[Records from a collection]
----

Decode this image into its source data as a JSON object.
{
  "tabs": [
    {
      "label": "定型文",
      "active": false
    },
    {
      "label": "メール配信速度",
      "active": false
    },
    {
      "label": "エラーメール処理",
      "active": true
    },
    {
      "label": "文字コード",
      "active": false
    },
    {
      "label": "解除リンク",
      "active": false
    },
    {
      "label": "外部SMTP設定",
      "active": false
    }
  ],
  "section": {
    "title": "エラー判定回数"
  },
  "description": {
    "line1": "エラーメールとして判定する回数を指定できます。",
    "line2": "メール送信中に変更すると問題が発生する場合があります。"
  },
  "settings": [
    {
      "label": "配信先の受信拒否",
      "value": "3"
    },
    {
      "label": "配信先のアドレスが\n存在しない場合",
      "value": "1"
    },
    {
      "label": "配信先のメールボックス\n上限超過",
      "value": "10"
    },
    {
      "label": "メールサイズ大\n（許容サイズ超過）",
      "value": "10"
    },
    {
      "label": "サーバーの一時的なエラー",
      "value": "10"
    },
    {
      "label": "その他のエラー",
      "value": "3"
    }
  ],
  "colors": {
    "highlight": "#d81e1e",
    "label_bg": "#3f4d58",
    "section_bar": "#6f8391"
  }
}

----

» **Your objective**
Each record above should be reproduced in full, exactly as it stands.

» **Result below**
Decode this image into its source data as a JSON object.
{
  "tabs": [
    {
      "label": "定型文",
      "active": false
    },
    {
      "label": "メール配信速度",
      "active": false
    },
    {
      "label": "エラーメール処理",
      "active": true
    },
    {
      "label": "文字コード",
      "active": false
    },
    {
      "label": "解除リンク",
      "active": false
    },
    {
      "label": "外部SMTP設定",
      "active": false
    }
  ],
  "section": {
    "title": "エラー判定回数"
  },
  "description": {
    "line1": "エラーメールとして判定する回数を指定できます。",
    "line2": "メール送信中に変更すると問題が発生する場合があります。"
  },
  "settings": [
    {
      "label": "配信先の受信拒否",
      "value": "3"
    },
    {
      "label": "配信先のアドレスが\n存在しない場合",
      "value": "1"
    },
    {
      "label": "配信先のメールボックス\n上限超過",
      "value": "10"
    },
    {
      "label": "メールサイズ大\n（許容サイズ超過）",
      "value": "10"
    },
    {
      "label": "サーバーの一時的なエラー",
      "value": "10"
    },
    {
      "label": "その他のエラー",
      "value": "3"
    }
  ],
  "colors": {
    "highlight": "#d81e1e",
    "label_bg": "#3f4d58",
    "section_bar": "#6f8391"
  }
}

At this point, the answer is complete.